Extracted data entries
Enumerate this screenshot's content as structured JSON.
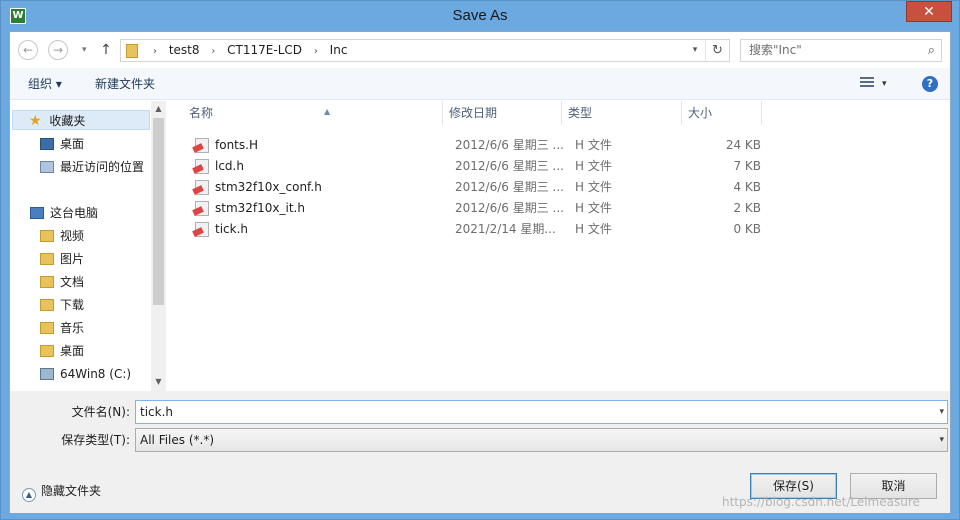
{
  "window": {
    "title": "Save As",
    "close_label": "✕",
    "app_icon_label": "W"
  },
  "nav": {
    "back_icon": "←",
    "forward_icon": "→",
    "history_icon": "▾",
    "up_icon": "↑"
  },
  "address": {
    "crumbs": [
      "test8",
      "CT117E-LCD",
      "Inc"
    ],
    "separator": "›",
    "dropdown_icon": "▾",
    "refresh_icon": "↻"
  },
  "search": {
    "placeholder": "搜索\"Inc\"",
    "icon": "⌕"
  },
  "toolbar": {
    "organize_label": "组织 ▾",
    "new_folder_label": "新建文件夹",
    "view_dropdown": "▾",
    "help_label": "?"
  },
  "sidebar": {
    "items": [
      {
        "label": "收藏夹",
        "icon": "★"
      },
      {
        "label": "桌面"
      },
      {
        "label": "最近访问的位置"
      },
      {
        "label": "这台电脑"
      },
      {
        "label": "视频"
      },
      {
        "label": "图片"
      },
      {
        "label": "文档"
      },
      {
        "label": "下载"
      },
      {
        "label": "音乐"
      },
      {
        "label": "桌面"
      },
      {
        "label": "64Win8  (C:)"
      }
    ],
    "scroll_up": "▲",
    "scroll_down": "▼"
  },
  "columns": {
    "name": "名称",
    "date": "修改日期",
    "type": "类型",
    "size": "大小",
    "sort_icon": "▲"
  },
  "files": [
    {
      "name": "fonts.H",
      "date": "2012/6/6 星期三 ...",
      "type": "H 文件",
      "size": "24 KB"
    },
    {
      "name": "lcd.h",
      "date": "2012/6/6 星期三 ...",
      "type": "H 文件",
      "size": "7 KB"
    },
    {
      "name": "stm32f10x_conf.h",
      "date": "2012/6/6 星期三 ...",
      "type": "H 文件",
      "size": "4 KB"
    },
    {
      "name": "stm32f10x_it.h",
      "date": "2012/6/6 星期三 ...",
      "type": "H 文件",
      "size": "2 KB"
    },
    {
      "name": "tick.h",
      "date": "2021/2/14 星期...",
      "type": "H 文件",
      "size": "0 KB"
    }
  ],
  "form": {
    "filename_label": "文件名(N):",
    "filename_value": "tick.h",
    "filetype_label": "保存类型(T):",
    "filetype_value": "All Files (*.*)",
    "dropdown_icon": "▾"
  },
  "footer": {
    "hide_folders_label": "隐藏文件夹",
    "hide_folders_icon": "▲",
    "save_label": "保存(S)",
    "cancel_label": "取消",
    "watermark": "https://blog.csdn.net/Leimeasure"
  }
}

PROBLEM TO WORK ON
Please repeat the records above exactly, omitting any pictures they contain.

SOLUTION FOR THIS PROBLEM
Enumerate this screenshot's content as structured JSON.
{
  "window": {
    "title": "Save As",
    "close_label": "✕",
    "app_icon_label": "W"
  },
  "nav": {
    "back_icon": "←",
    "forward_icon": "→",
    "history_icon": "▾",
    "up_icon": "↑"
  },
  "address": {
    "crumbs": [
      "test8",
      "CT117E-LCD",
      "Inc"
    ],
    "separator": "›",
    "dropdown_icon": "▾",
    "refresh_icon": "↻"
  },
  "search": {
    "placeholder": "搜索\"Inc\"",
    "icon": "⌕"
  },
  "toolbar": {
    "organize_label": "组织 ▾",
    "new_folder_label": "新建文件夹",
    "view_dropdown": "▾",
    "help_label": "?"
  },
  "sidebar": {
    "items": [
      {
        "label": "收藏夹",
        "icon": "★"
      },
      {
        "label": "桌面"
      },
      {
        "label": "最近访问的位置"
      },
      {
        "label": "这台电脑"
      },
      {
        "label": "视频"
      },
      {
        "label": "图片"
      },
      {
        "label": "文档"
      },
      {
        "label": "下载"
      },
      {
        "label": "音乐"
      },
      {
        "label": "桌面"
      },
      {
        "label": "64Win8  (C:)"
      }
    ],
    "scroll_up": "▲",
    "scroll_down": "▼"
  },
  "columns": {
    "name": "名称",
    "date": "修改日期",
    "type": "类型",
    "size": "大小",
    "sort_icon": "▲"
  },
  "files": [
    {
      "name": "fonts.H",
      "date": "2012/6/6 星期三 ...",
      "type": "H 文件",
      "size": "24 KB"
    },
    {
      "name": "lcd.h",
      "date": "2012/6/6 星期三 ...",
      "type": "H 文件",
      "size": "7 KB"
    },
    {
      "name": "stm32f10x_conf.h",
      "date": "2012/6/6 星期三 ...",
      "type": "H 文件",
      "size": "4 KB"
    },
    {
      "name": "stm32f10x_it.h",
      "date": "2012/6/6 星期三 ...",
      "type": "H 文件",
      "size": "2 KB"
    },
    {
      "name": "tick.h",
      "date": "2021/2/14 星期...",
      "type": "H 文件",
      "size": "0 KB"
    }
  ],
  "form": {
    "filename_label": "文件名(N):",
    "filename_value": "tick.h",
    "filetype_label": "保存类型(T):",
    "filetype_value": "All Files (*.*)",
    "dropdown_icon": "▾"
  },
  "footer": {
    "hide_folders_label": "隐藏文件夹",
    "hide_folders_icon": "▲",
    "save_label": "保存(S)",
    "cancel_label": "取消",
    "watermark": "https://blog.csdn.net/Leimeasure"
  }
}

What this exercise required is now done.